“It’s the Search, Stupid” is a twist on an old campaign slogan that applies to customer reference program success. If you’re old enough, you may recall a famous quip from a political advisor in 1992 concerning what he thought should be a presidential campaign messaging priority.

“It’s the economy, stupid.”

There were plenty of concerns and priorities back then, as there always have been, but at the end of the day, if voters didn’t feel the economy was working for them, they wouldn’t care about anything else—a sort of voter Maslow’s Hierarchy of Needs. Sometimes the priority is that straightforward and simplistic.

Search is Our “Economy”

Similarly, many factors make a customer reference program tick or not. Our customer success team has a checklist full of best practices related to program promotion, user training, executive support, cross-functional coordination, member recruiting, and more. Yet even when all these “pistons” are firing, the stakeholder’s experience comes down to one simple thing: Can they find the reference(s) they need? It doesn’t matter whether you’re a salesperson, a PR manager, event coordinator, or executive; if the search doesn’t result in what you need, the rest doesn’t matter much.

Any Data is Not Better than No Data

Reading this observation, it seems pretty obvious, right? But how does that translate into how a reference database is built and maintained? It is not unusual for program managers to put out a request for customer reference candidates then gratefully accept whatever comes back in the “net.” Unfortunately, this thinking does not result in a well-built database. Imagine 100 new customers come into the database. If the primary demand is for director-level, IT references in banking and insurance using products A and B together, and only four of those 100 additions match the need, what was the value of the recruiting effort? If these 100 new customer references are touted as a major success, then, with great expectations, users go to do their first search and can’t find what they need, the program gets a black eye. Users return to their old, inefficient way of finding references: Slack, Chatter, Teams, email, etc.

This is no small misfire. Consider the consequences:

  • Salespeople, CSMs, and other stakeholders wasted time.
  • If spiffs were involved, money was wasted.
  • Expectations were high. Trust was squandered.
  • A second attempt at stakeholder engagement will be harder.
Be Intentional

So how do you avoid such a setback?

  • Analyze Opportunity History

    The recent past is a good predictor of near-future demand. Begin by running opportunity reports, segmenting results by industry, product(s), use case(s), geography, etc., and/or some logical combination of criteria. Be careful to exclude any segments that don’t traditionally have high reference needs. For example, a solution may have so much market share that references just aren’t necessary to make the sale or  your company is de-emphasizing or soon retiring a product. There is no need to prioritize the support of those segments. Instead, determine  the top 5-7 segments.

  • Establish an Advisory Board

    With your  top 5-7 segments identified, your next questions are:

    • What personas are needed? and
    • For what types of advocate activities do you need them?
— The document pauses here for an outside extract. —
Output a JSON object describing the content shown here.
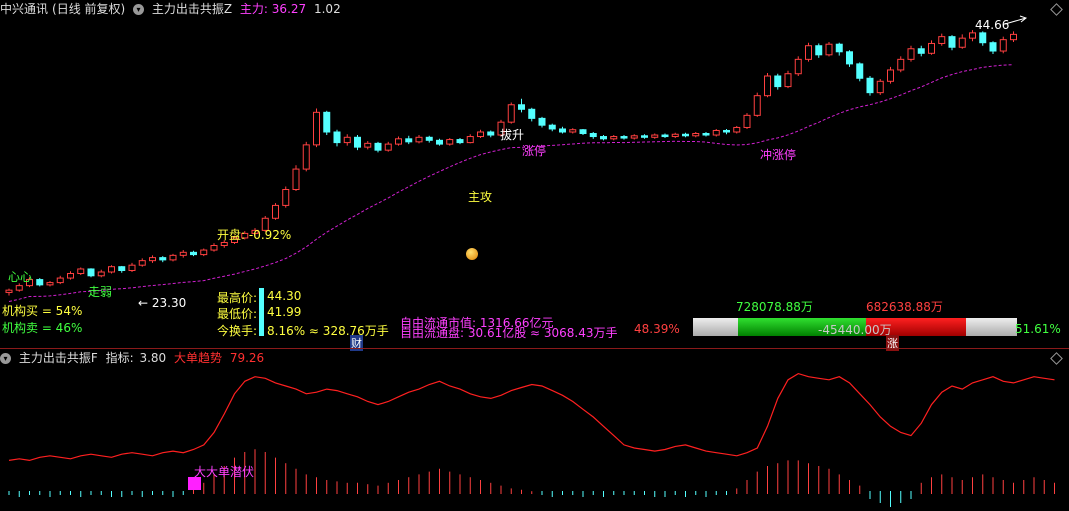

To answer these questions, we recommend having a formal or informal advisory board for your program. Members will tell you what they need. For instance, marketing stakeholders will have calendars for press releases, events, and analyst calls. It’s good to know of any deadlines involving advocates and as far in advance as necessary. Your advisors will also ensure you understand how they need to search. If they don’t have the means to filter as needed, the data may as well not exist. For more on advisory boards, see this post.

  • Get Intimately Acquainted with Company Growth Goals

    Opportunity history reports alone won’t help you with future needs, which are often driven by strategic direction changes. These might include new industry targets, new geographies, or the launch of a new product. You’ve got to dig deep into your executive team’s goals for the year and figure out how those initiatives will require changes in the customer reference database: more of one thing, less of another. Aligning with these goals is so important that we have an eBook on the topic.

  • Consult with Stakeholder Department Heads

    Any marketing group that leverages advocates will have plans that probably extend at least six months into the future. Partner with them so that your goals dovetail with theirs. For example, the events team may need six customers representing both business and technical viewpoints, with specific titles and subject matter expertise in four months. They will be delighted to know you’re a resource focused on maximizing the value of advocates, with the expertise to identify and cultivate the relationships needed.

Once you have this information, you’re ready to start recruiting, which is an art and science unto itself. The exact methods and channels used will vary based on the needs you’ve uncovered. For instance, if you found that VP and CxOs are a priority, then you’ll likely find that your company’s executives, not salespeople or CSMs, are in the best position to act as recruiters to at least initiate the conversations. For more on recruiting best practices, check out this post. Completing the described exercise helps ensure that your colleagues’ time is well-spent and produces many, many successful reference searches building confidence in the program and stakeholder support that keeps on giving in a virtuous cycle.